### [WHAT THE EXERCISE ASKS]
Print every entry below exactly, leaving out the pictures.

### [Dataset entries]
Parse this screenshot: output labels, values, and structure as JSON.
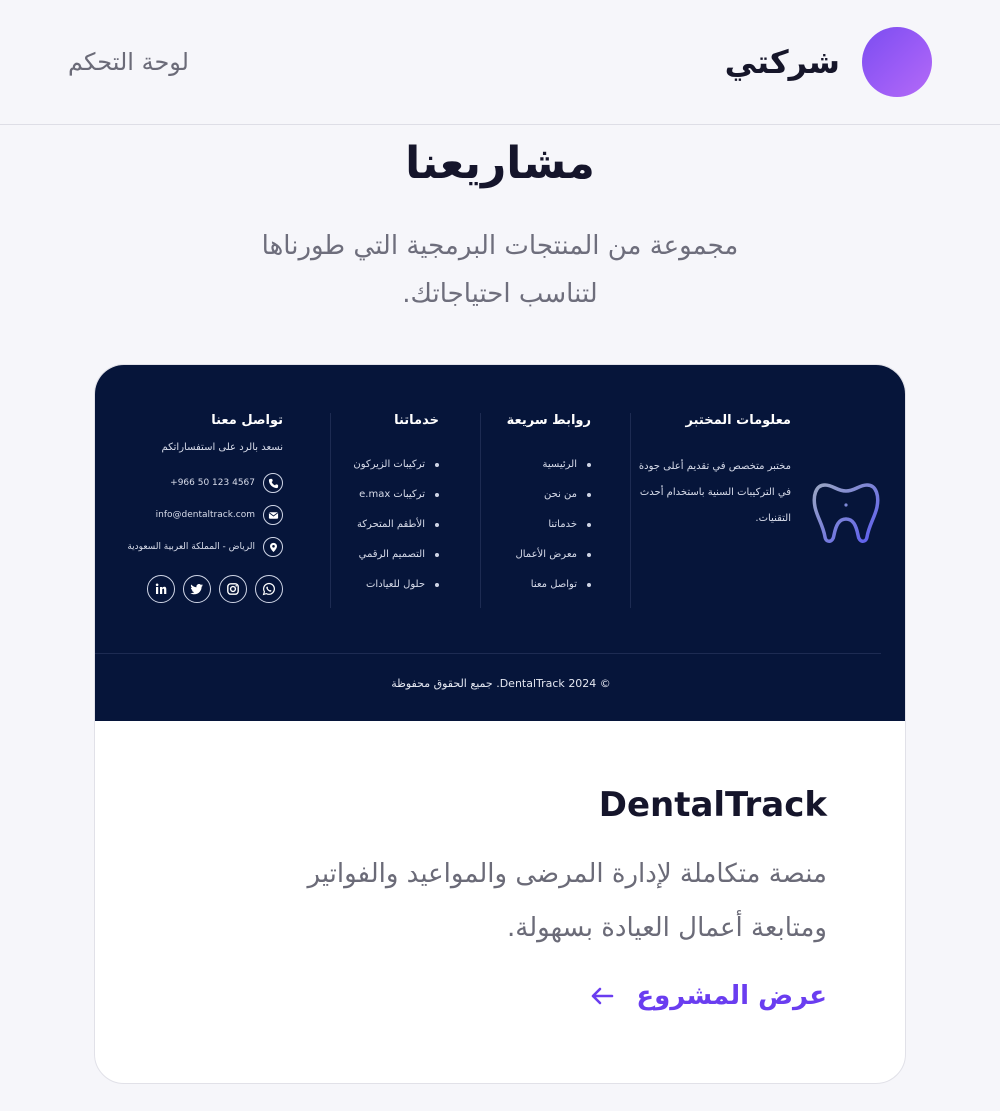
{
  "header": {
    "brand_name": "شركتي",
    "dashboard_link": "لوحة التحكم"
  },
  "section": {
    "title": "مشاريعنا",
    "subtitle": "مجموعة من المنتجات البرمجية التي طورناها لتناسب احتياجاتك."
  },
  "preview": {
    "lab": {
      "heading": "معلومات المختبر",
      "text": "مختبر متخصص في تقديم أعلى جودة في التركيبات السنية باستخدام أحدث التقنيات."
    },
    "links": {
      "heading": "روابط سريعة",
      "items": [
        "الرئيسية",
        "من نحن",
        "خدماتنا",
        "معرض الأعمال",
        "تواصل معنا"
      ]
    },
    "services": {
      "heading": "خدماتنا",
      "items": [
        "تركيبات الزيركون",
        "تركيبات e.max",
        "الأطقم المتحركة",
        "التصميم الرقمي",
        "حلول للعيادات"
      ]
    },
    "contact": {
      "heading": "تواصل معنا",
      "note": "نسعد بالرد على استفساراتكم",
      "phone": "+966 50 123 4567",
      "email": "info@dentaltrack.com",
      "address": "الرياض - المملكة العربية السعودية"
    },
    "copyright": "© 2024 DentalTrack. جميع الحقوق محفوظة"
  },
  "project": {
    "title": "DentalTrack",
    "description": "منصة متكاملة لإدارة المرضى والمواعيد والفواتير ومتابعة أعمال العيادة بسهولة.",
    "link_label": "عرض المشروع"
  },
  "colors": {
    "accent": "#6a3df0",
    "footer_bg": "#06153a",
    "page_bg": "#f6f6fa"
  }
}
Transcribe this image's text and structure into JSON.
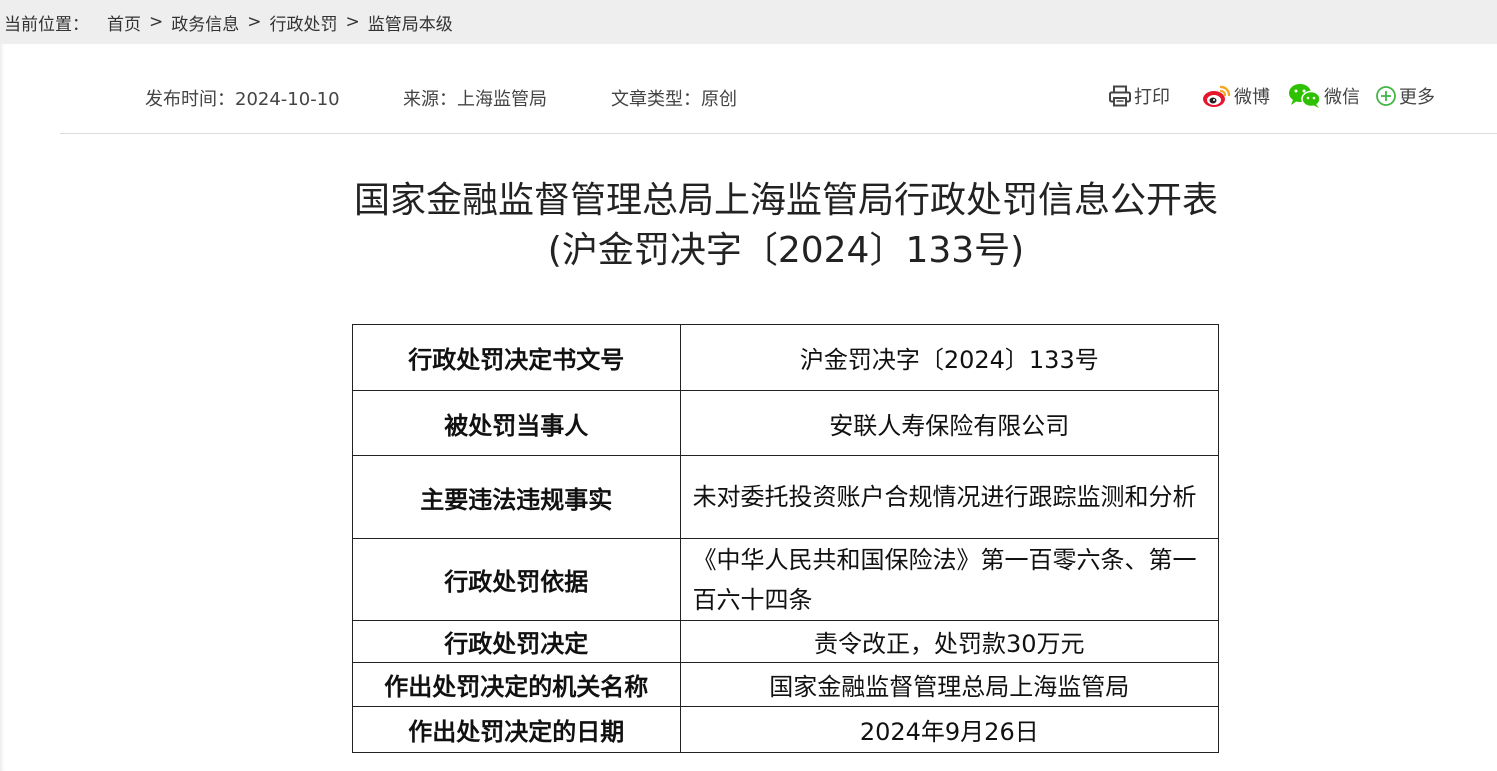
{
  "breadcrumb": {
    "label": "当前位置：",
    "items": [
      "首页",
      "政务信息",
      "行政处罚",
      "监管局本级"
    ],
    "separator": ">"
  },
  "meta": {
    "date": "发布时间：2024-10-10",
    "source": "来源：上海监管局",
    "type": "文章类型：原创"
  },
  "share": {
    "print": "打印",
    "weibo": "微博",
    "wechat": "微信",
    "more": "更多"
  },
  "title": {
    "main": "国家金融监督管理总局上海监管局行政处罚信息公开表",
    "sub": "(沪金罚决字〔2024〕133号)"
  },
  "table": {
    "rows": [
      {
        "label": "行政处罚决定书文号",
        "value": "沪金罚决字〔2024〕133号"
      },
      {
        "label": "被处罚当事人",
        "value": "安联人寿保险有限公司"
      },
      {
        "label": "主要违法违规事实",
        "value": "未对委托投资账户合规情况进行跟踪监测和分析"
      },
      {
        "label": "行政处罚依据",
        "value": "《中华人民共和国保险法》第一百零六条、第一百六十四条"
      },
      {
        "label": "行政处罚决定",
        "value": "责令改正，处罚款30万元"
      },
      {
        "label": "作出处罚决定的机关名称",
        "value": "国家金融监督管理总局上海监管局"
      },
      {
        "label": "作出处罚决定的日期",
        "value": "2024年9月26日"
      }
    ]
  },
  "colors": {
    "weibo_red": "#e6162d",
    "weibo_orange": "#f5a623",
    "wechat_green": "#2dc100",
    "more_green": "#44b549"
  }
}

### [OUTPUT OF THE EXERCISE]
Parse this screenshot: output labels, values, and structure as JSON.
{
  "header": {
    "brand_name": "شركتي",
    "dashboard_link": "لوحة التحكم"
  },
  "section": {
    "title": "مشاريعنا",
    "subtitle": "مجموعة من المنتجات البرمجية التي طورناها لتناسب احتياجاتك."
  },
  "preview": {
    "lab": {
      "heading": "معلومات المختبر",
      "text": "مختبر متخصص في تقديم أعلى جودة في التركيبات السنية باستخدام أحدث التقنيات."
    },
    "links": {
      "heading": "روابط سريعة",
      "items": [
        "الرئيسية",
        "من نحن",
        "خدماتنا",
        "معرض الأعمال",
        "تواصل معنا"
      ]
    },
    "services": {
      "heading": "خدماتنا",
      "items": [
        "تركيبات الزيركون",
        "تركيبات e.max",
        "الأطقم المتحركة",
        "التصميم الرقمي",
        "حلول للعيادات"
      ]
    },
    "contact": {
      "heading": "تواصل معنا",
      "note": "نسعد بالرد على استفساراتكم",
      "phone": "+966 50 123 4567",
      "email": "info@dentaltrack.com",
      "address": "الرياض - المملكة العربية السعودية"
    },
    "copyright": "© 2024 DentalTrack. جميع الحقوق محفوظة"
  },
  "project": {
    "title": "DentalTrack",
    "description": "منصة متكاملة لإدارة المرضى والمواعيد والفواتير ومتابعة أعمال العيادة بسهولة.",
    "link_label": "عرض المشروع"
  },
  "colors": {
    "accent": "#6a3df0",
    "footer_bg": "#06153a",
    "page_bg": "#f6f6fa"
  }
}
Transcribe this image's text and structure into JSON.
{
  "breadcrumb": {
    "label": "当前位置：",
    "items": [
      "首页",
      "政务信息",
      "行政处罚",
      "监管局本级"
    ],
    "separator": ">"
  },
  "meta": {
    "date": "发布时间：2024-10-10",
    "source": "来源：上海监管局",
    "type": "文章类型：原创"
  },
  "share": {
    "print": "打印",
    "weibo": "微博",
    "wechat": "微信",
    "more": "更多"
  },
  "title": {
    "main": "国家金融监督管理总局上海监管局行政处罚信息公开表",
    "sub": "(沪金罚决字〔2024〕133号)"
  },
  "table": {
    "rows": [
      {
        "label": "行政处罚决定书文号",
        "value": "沪金罚决字〔2024〕133号"
      },
      {
        "label": "被处罚当事人",
        "value": "安联人寿保险有限公司"
      },
      {
        "label": "主要违法违规事实",
        "value": "未对委托投资账户合规情况进行跟踪监测和分析"
      },
      {
        "label": "行政处罚依据",
        "value": "《中华人民共和国保险法》第一百零六条、第一百六十四条"
      },
      {
        "label": "行政处罚决定",
        "value": "责令改正，处罚款30万元"
      },
      {
        "label": "作出处罚决定的机关名称",
        "value": "国家金融监督管理总局上海监管局"
      },
      {
        "label": "作出处罚决定的日期",
        "value": "2024年9月26日"
      }
    ]
  },
  "colors": {
    "weibo_red": "#e6162d",
    "weibo_orange": "#f5a623",
    "wechat_green": "#2dc100",
    "more_green": "#44b549"
  }
}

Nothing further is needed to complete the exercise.